--- START ---

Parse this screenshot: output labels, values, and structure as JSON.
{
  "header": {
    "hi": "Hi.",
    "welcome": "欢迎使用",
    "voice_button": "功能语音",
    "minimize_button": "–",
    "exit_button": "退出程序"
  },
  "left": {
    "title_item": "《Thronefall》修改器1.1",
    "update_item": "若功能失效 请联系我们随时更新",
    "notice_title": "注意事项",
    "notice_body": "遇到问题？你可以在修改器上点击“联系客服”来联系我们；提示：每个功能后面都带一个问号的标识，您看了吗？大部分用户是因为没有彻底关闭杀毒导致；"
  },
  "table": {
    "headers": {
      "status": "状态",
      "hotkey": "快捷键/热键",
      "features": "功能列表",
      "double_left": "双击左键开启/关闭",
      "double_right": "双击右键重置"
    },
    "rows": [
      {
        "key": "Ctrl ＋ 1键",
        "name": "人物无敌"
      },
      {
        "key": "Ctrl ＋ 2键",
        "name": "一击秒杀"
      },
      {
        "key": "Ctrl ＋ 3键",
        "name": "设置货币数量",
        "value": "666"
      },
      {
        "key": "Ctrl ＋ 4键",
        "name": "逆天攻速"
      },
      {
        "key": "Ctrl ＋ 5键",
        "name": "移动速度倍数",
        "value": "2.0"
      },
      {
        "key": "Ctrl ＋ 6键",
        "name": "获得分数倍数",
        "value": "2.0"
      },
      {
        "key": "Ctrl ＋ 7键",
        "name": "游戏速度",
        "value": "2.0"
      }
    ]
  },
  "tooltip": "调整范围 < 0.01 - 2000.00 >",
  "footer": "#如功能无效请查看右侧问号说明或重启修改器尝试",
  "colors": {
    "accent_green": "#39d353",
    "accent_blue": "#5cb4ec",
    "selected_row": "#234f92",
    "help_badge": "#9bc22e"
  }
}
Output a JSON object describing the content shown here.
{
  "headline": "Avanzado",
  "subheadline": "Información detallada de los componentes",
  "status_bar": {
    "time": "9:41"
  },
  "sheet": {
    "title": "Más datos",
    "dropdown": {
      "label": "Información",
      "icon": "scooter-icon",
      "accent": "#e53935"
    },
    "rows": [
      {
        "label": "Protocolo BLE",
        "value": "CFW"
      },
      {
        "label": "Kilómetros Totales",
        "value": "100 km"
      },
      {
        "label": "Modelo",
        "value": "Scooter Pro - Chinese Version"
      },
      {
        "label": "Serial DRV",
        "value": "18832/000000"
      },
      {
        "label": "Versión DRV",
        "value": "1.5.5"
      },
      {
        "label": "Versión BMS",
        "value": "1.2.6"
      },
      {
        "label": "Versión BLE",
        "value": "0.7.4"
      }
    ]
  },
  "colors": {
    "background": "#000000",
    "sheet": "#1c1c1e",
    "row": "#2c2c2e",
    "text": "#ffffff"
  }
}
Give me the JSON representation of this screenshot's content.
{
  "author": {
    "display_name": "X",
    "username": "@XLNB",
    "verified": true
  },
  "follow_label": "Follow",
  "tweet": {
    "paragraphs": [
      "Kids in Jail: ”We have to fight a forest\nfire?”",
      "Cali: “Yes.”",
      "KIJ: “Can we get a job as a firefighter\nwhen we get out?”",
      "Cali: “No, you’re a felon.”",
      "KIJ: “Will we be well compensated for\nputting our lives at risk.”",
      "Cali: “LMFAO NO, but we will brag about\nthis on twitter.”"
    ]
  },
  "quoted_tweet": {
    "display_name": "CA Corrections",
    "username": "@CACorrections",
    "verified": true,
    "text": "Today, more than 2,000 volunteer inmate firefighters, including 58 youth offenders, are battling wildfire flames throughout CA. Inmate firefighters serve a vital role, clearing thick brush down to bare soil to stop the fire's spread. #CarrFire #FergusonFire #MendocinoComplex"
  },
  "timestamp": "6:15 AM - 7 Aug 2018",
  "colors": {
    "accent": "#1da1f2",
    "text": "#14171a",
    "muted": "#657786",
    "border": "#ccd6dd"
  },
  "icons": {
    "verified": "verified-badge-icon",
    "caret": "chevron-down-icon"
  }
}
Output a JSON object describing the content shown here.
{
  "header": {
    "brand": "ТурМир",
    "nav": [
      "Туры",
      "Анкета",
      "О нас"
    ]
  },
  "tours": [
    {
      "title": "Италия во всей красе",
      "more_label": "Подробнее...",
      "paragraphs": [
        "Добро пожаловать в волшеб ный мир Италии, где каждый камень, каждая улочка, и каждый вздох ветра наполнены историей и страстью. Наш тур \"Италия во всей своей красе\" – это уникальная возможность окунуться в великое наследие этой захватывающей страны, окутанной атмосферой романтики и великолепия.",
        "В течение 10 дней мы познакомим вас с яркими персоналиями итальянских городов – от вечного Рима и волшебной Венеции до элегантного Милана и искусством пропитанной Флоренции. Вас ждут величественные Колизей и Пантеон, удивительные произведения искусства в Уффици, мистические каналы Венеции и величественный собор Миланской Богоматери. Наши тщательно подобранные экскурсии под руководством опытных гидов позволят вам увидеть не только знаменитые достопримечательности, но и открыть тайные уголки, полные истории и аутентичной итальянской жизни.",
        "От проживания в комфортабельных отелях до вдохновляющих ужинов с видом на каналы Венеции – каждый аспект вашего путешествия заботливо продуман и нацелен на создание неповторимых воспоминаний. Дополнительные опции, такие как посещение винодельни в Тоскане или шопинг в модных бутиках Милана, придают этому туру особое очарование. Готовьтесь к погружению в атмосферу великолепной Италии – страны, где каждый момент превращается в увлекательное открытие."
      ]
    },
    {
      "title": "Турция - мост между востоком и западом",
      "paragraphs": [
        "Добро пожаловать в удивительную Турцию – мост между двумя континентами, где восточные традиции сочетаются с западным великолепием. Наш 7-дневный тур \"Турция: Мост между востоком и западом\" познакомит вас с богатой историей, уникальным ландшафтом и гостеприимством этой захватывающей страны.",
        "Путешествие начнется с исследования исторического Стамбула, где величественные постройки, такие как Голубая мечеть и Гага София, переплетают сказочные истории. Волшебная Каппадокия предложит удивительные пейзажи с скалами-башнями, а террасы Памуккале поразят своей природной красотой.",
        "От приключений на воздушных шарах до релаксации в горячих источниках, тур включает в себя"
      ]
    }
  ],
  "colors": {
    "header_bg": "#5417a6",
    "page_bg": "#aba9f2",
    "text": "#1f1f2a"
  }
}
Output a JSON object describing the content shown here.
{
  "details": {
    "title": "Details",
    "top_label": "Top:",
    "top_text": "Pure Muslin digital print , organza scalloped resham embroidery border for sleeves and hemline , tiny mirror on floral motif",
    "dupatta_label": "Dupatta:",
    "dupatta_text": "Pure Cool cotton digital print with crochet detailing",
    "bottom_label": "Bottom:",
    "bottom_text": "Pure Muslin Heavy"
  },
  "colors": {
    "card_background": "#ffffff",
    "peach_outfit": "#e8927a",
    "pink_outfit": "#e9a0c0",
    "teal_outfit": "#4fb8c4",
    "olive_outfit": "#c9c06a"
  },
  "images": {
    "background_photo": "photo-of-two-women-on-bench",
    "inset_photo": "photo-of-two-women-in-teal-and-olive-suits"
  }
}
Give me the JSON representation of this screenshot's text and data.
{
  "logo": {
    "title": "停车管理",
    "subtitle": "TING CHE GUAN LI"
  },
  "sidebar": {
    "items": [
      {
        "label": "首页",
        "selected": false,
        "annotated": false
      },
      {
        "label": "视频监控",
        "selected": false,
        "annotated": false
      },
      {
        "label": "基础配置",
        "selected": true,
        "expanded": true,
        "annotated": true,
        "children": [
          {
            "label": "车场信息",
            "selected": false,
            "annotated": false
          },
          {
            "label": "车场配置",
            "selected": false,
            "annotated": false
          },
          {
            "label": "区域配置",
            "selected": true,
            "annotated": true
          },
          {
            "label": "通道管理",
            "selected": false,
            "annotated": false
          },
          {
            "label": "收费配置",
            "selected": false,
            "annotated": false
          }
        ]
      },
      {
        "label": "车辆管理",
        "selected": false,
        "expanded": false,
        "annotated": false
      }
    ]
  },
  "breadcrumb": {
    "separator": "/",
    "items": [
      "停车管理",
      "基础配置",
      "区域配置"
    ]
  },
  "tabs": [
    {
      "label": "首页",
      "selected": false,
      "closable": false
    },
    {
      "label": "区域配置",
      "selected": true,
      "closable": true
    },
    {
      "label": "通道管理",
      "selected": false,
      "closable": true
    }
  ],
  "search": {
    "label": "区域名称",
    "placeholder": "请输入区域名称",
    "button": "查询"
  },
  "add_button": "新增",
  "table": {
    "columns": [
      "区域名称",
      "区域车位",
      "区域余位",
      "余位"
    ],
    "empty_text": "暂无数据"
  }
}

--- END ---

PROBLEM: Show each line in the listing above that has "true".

RESULT OF THE TASK:
    "verified": true
    "verified": true,
        "selected": true,
        "expanded": true,
        "annotated": true,
            "selected": true,
            "annotated": true
      "selected": true,
      "closable": true
      "closable": true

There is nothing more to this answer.